Modern data centers are becoming the next computing platform for the Internet. These massive farms of computer servers are an indispensable component of the information age, enabling applications like web search, social networks, cloud computing, as well as distributed file and video sharing. The problem of storing and processing massive amounts of information over networks is significant and challenging. Still, most existing distributed storage systems represent information by suboptimal replication schemes combined with ad-hoc networking protocols. This research is focused on understanding, on a fundamental level, how to represent, store, and process information in distributed storage systems.

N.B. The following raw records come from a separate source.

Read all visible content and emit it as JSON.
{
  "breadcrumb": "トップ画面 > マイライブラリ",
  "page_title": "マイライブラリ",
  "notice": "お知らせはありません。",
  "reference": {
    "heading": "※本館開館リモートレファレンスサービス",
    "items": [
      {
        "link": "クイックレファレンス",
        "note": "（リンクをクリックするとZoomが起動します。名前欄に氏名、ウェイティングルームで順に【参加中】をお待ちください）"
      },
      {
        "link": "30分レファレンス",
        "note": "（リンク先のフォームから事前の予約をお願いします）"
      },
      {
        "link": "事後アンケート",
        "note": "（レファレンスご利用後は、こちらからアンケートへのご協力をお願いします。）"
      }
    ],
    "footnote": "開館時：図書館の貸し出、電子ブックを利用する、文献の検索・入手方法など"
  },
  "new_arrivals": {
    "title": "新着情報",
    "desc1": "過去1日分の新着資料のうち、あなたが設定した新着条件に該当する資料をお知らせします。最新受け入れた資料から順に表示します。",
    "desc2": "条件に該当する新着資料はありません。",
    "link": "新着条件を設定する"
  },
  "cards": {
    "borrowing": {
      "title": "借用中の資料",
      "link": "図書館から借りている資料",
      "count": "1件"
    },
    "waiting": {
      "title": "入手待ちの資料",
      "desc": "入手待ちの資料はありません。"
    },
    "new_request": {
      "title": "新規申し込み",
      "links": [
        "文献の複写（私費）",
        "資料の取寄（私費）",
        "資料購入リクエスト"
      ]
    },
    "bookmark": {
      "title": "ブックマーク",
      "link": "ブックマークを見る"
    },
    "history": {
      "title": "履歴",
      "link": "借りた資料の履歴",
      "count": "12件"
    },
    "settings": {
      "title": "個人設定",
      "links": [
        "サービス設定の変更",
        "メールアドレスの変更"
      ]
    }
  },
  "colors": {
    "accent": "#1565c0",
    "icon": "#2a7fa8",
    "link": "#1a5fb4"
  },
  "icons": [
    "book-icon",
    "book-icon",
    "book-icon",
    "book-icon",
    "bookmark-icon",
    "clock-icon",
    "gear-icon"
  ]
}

Specifically, this research involves the design of novel distributed storage codes that use network coding theory to address modern storage challenges. As is well known, general multi-source information theory problems can be notoriously intractable. This research focuses on the framework of storage networks and builds on recent results of the PI to investigate: 1) Dynamics of coded storage systems. How to maintain coded information representations over networks. Prior work has demonstrated the key role of network coding for such problems but the fundamental bounds remain unknown for several cases of interest. 2) Interference Alignment for Network Coding. Interference alignment techniques were introduced to mitigate wireless interference at the physical layer but also have surprising applicability in distributed storage and other network coding problems. This research is developing a novel mathematical framework that interprets interference alignment techniques through optimization theory. This project is strongly coupled with educational developments and outreach through an online wiki bibliography and online tutorial presentations.